Challenging stereotypes: Teesside's new Roma
- 2 December 2013
- From the section In Pictures
Photographer Ciara Leeming likes to work on long-term documentary projects, often working with sections of the community that receive little visual coverage. Her latest looks at a family of Roma now living in Middlesbrough and challenges many of the stereotypical visuals seen in the media. Here she writes about the project and the inspiration behind it.
Roma Gypsies have barely been out of the news over recent weeks. We've had predictions of riots in a neighbourhood of Sheffield where there has been an influx of Slovakian Roma. We've had moral panics and hurried DNA tests on blond Romani children in Ireland and Greece. And we've seen numerous exposes of Romanian Roma beggars in London, some of whom spent the summer sleeping near Marble Arch.
Hysterical reporting about Roma is nothing new, of course. But as a photographer who has spent the past four years working in the homes of migrant Roma families, I'm convinced photography reinforces the marginalisation of these very varied groups.
News photography in its present incarnation rarely serves as more than an illustration for print stories and editors use images as visual shorthand. There is little room for nuance - a photo of caravans serves the purpose, even if the Roma in that story have lived in houses for generations, and ceased to be nomadic many decades ago.
The 'single story'
Apart from trailers, the stock photos of Roma fall into several categories - namely poverty, shadiness or bling. There are the poverty-stricken slums of Eastern Europe and the shanty camps springing up in France and Spain. The beggars, Big Issue vendors, Marble Arch rough sleepers and - latterly - groups of dodgy-looking Roma men gathering to chat on UK streets. These are all invariably shot with a long lenses.
Other modern-day cliches include gaudy weddings and the ostentatious houses favoured by wealthy Roma in Romania.
The Nigerian novelist Chimamanda Ngozi Adichie did a TED talk a few years ago in which she warned about the danger of the "single story". In it she recalls her shock at seeing a basket woven by a relative of a young servant who worked for her family.
"It had not occurred to me that anybody in his family could actually make something," she says. "All I had heard about them was how poor they were, so that it had become impossible for me to see them as anything else but poor. Their poverty was my single story of them."
Small moments of beauty
This for me strikes at the heart of what I'm trying to challenge when it comes to Roma migrants in the UK. My approach has been to collaborate with individuals over extended periods, to document their experiences and represent them in a way with which they are comfortable.
I've spent the past few years working with Roma to capture the small moments of beauty that exist in all our lives.
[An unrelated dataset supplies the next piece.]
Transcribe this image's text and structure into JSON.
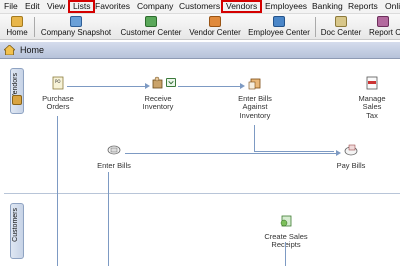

Banal scenes of normality are as important here as Christmas, birthdays and Easter.
The stories include a bright and ambitious traditional Romanian woman who has overcome a lack of formal education to dine with the Queen, speak at the UN and work on a research project at the University of Manchester; a Muslim convert, a gay Roma teen, a trainee solicitor and a Hungarian Romani mother who uses poetry and painting to challenge the cycle of domestic violence.
The visual stereotypes associated with photography of Roma all come from somewhere of course - these stories exist. But I believe the regurgitation of the same tired old images reflects and reinforces the prejudices many people still hold about Gypsies: that they are different and somehow "other". What people don't understand they tend to fear.
If the only images we are shown are of caravans, beggars, poverty and gaudy mansions, we'll fail to see the nuance and normality that are the experience of huge swathes of Romani society who are happily integrating - not to mention the common threads that bind us all.
Stay Where There Are Songs, a series of images documenting the experiences of an extended family of Czech Roma now living in Middlesbrough, is currently on show at Side Gallery in Newcastle until 21 December.
The work is being shown alongside We Are All Brothers Here, work by Paul Alexander Knox on the lives of the Bangladeshi community in Sunderland, which also touches on issues of representation and stereotype.
Both projects grew out of Homelands commissions, awarded by Side Gallery last year to photographers to document the emerging migrant communities of the North East of England.